The HandBrake team issued a security alert on Saturday, warning Mac users that one of its mirror servers to download the software has been compromised by hackers.
In case you aren’t aware, HandBrake is an open source video transcoder app that allows Mac users to convert multimedia files from one format to another.
Originally discovered in February on a Russian underground hacking forum, Proton is a Mac-based remote access trojan that gives attackers root access privileges to the infected system.
The affected server has been shut down for investigation, but the HandBrake team is warning that anyone who has downloaded HandBrake for Mac from the server between May 2 and May 6, 2017, has a “50/50 chance” of getting their Mac infected by Proton.
How to Check if You’re Infected?
The HandBrake team has provided instructions for less technical folks, who can check if they’ve been infected.
Head on to the OSX Activity Monitor application, and if you see a process called “Activity_agent” there, you are infected with the trojan.
If you have installed a HandBrake.dmg with the above checksums, you are infected with the trojan.
How to Remove the Proton RAT?
The HandBrake developers have also included removal instructions for Mac users who have been compromised.
Follow the following instructions to remove the Proton Rat from your Mac:
Step 1: Open up the “Terminal” application and run the following command:
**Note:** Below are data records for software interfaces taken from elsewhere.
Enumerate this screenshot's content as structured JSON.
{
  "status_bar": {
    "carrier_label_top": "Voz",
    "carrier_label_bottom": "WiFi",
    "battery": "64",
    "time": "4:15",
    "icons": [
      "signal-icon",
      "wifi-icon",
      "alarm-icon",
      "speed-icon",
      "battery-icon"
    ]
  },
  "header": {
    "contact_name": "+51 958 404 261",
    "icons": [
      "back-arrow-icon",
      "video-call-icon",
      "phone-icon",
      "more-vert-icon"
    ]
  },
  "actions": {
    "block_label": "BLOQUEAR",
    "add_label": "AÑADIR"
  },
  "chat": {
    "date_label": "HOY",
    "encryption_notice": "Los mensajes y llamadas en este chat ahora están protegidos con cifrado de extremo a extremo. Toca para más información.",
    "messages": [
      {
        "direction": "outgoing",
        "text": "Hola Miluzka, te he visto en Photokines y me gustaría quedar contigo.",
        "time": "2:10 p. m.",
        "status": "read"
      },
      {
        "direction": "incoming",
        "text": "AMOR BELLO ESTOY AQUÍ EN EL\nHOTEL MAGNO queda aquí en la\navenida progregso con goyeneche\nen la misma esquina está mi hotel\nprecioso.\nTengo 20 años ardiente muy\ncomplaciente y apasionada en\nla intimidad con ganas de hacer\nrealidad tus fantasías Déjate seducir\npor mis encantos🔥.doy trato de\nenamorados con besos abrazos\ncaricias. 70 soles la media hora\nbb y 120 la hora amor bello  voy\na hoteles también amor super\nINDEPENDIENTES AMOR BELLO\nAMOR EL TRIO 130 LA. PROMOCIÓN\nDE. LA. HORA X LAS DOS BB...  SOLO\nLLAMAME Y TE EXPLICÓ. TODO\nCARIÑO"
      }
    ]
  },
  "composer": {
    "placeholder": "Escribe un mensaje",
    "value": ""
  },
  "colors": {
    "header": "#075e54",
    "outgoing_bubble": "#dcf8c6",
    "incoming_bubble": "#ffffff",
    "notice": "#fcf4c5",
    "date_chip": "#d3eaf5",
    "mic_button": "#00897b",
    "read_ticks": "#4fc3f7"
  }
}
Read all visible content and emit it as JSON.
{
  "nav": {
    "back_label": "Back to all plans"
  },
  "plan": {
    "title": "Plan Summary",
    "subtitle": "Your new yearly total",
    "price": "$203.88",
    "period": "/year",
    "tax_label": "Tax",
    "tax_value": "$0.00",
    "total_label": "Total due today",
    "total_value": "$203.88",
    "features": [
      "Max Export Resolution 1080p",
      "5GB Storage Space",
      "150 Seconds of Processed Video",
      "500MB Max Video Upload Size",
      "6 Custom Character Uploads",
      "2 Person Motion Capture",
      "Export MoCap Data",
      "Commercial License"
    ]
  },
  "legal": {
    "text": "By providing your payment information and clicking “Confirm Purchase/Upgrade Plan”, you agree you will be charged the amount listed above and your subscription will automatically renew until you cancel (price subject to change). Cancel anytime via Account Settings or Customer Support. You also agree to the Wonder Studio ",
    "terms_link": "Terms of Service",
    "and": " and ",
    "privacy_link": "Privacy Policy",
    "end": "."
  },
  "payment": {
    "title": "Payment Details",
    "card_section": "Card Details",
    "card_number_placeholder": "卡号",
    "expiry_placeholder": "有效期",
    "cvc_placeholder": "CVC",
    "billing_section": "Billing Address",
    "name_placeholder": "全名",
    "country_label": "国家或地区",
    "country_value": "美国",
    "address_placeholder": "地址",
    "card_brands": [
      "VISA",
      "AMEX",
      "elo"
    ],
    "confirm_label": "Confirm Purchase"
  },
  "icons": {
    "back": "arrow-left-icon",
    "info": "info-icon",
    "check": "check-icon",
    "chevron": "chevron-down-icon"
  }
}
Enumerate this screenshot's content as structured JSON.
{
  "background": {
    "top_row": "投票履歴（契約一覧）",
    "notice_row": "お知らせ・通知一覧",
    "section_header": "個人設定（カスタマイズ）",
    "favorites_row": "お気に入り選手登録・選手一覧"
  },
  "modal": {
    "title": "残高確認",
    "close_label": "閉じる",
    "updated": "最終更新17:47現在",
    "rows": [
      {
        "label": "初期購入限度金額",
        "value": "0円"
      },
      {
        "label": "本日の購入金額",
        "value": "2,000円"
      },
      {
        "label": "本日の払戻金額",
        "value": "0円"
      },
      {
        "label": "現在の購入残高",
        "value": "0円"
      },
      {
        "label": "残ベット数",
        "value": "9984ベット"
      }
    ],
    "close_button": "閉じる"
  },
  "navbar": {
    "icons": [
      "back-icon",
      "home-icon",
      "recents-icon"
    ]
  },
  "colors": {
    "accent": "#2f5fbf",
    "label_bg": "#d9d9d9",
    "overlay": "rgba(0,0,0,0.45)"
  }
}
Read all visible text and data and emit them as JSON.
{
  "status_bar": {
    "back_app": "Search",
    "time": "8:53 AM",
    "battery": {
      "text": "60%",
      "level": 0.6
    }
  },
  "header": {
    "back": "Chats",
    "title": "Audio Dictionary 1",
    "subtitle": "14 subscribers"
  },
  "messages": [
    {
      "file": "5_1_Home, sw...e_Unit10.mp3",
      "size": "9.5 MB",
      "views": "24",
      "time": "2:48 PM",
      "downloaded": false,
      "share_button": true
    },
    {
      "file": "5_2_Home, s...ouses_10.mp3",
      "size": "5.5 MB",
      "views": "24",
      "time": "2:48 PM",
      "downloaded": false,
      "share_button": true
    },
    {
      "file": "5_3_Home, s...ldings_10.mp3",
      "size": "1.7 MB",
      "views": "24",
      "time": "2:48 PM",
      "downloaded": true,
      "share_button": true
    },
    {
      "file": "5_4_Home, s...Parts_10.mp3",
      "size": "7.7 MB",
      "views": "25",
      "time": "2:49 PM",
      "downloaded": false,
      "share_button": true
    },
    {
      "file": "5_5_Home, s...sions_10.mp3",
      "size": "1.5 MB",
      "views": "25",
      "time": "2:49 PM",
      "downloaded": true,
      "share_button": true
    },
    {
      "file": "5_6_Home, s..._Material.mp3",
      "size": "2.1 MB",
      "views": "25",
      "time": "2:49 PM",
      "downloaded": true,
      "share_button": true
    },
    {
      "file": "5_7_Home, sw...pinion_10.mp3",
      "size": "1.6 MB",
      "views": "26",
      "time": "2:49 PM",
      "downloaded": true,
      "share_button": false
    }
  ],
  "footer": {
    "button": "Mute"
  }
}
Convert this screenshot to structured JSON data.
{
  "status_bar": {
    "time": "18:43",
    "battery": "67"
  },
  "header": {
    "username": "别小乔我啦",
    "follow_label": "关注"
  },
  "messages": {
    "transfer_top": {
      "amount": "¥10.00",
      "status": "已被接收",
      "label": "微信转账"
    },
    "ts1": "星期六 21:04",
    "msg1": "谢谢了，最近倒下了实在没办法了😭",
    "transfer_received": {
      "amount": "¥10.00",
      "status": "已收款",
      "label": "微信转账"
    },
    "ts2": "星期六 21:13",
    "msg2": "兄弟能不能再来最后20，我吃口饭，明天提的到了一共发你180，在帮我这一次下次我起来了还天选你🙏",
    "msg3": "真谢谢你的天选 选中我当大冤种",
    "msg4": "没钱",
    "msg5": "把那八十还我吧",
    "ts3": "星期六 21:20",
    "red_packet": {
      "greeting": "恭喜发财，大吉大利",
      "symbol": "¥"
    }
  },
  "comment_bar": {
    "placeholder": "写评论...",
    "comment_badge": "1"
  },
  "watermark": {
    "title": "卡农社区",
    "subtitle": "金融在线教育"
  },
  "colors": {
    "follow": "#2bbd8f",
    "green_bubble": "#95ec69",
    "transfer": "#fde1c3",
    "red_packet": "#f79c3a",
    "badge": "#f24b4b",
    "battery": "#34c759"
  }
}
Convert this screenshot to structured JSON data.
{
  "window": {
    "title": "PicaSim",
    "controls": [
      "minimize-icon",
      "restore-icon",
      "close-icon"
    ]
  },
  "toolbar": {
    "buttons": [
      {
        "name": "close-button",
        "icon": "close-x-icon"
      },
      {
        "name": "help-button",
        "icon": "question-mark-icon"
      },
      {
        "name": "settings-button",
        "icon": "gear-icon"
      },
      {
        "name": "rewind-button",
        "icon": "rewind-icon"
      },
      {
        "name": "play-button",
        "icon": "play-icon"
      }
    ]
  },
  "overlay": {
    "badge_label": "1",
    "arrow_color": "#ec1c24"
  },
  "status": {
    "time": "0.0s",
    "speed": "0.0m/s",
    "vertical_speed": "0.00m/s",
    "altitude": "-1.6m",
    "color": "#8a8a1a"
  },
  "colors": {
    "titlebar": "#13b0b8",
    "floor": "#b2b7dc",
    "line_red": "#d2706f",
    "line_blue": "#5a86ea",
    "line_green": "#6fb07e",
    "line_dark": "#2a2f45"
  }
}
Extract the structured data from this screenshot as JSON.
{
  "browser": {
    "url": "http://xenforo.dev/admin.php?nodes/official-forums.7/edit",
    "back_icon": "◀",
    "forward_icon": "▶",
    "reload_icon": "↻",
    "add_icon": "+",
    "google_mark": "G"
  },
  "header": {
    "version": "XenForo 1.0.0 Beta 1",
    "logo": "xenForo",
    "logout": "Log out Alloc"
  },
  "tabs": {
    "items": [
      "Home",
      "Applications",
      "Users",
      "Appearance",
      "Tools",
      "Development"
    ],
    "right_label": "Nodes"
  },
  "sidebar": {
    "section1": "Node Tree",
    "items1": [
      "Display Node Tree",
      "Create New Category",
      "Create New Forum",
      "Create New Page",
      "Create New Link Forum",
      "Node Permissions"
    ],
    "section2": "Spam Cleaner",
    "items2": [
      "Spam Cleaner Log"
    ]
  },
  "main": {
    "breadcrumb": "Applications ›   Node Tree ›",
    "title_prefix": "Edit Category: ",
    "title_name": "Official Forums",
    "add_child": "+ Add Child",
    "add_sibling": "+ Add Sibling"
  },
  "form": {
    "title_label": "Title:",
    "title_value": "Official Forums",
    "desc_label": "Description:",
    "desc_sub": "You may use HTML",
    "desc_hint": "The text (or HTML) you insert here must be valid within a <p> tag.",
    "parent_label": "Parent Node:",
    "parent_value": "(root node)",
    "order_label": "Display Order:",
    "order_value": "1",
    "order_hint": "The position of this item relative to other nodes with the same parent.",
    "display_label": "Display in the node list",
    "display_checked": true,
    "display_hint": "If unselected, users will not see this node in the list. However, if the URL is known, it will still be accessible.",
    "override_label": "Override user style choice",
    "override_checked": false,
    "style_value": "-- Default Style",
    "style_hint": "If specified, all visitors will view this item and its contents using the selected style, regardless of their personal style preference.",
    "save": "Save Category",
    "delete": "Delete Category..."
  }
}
launchctl unload ~/Library/LaunchAgents/fr.handbrake.activity_agent.plist
rm -rf ~/Library/RenderFiles/activity_agent.app
Step 2: If ~/Library/VideoFrameworks/ includes proton.zip, remove the folder.
Step 3: once done, you should remove any installations of Handbrake.app you may find.
However, instead of stopping here; head on to your settings and change all the passwords that are stored in your OS X KeyChain or any browser password stores, as an extra security measure.
Meanwhile, Mac users who have updated to HandBrake version 1.0 or later are not affected by the issue, as it uses DSA signatures to verify the downloaded files, so malware-tainted version reportedly would not pass the DSA verification process.